Records shown below:

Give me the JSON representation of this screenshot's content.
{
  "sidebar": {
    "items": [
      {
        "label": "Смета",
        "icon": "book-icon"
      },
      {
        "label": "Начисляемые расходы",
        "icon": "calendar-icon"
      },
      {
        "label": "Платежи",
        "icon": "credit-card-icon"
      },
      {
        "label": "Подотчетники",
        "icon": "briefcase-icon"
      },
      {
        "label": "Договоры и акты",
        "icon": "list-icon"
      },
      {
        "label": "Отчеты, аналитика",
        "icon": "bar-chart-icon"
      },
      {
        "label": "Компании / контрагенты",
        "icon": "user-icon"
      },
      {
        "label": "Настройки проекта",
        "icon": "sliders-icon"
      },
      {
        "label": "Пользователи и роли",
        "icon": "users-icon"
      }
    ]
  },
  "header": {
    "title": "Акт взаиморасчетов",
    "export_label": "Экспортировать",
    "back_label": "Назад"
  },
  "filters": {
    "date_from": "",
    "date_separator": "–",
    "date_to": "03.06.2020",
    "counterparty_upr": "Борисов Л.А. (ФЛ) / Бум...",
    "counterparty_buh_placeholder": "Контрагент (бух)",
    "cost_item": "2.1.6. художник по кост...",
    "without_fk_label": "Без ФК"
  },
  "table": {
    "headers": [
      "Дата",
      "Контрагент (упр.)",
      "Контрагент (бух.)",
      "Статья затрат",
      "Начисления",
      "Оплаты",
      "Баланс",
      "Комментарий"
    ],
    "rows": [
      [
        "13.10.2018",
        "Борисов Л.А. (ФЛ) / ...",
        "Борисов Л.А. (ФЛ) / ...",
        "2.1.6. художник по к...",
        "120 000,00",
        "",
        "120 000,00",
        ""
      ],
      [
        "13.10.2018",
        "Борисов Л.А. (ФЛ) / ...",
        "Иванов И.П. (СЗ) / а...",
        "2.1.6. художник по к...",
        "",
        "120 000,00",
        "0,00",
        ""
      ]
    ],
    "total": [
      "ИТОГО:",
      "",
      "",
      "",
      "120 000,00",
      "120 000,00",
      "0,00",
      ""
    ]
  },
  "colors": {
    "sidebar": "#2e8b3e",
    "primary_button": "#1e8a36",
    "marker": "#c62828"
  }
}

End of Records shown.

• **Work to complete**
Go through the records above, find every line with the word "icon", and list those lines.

• **Exercise answer**
        "icon": "book-icon"
        "icon": "calendar-icon"
        "icon": "credit-card-icon"
        "icon": "briefcase-icon"
        "icon": "list-icon"
        "icon": "bar-chart-icon"
        "icon": "user-icon"
        "icon": "sliders-icon"
        "icon": "users-icon"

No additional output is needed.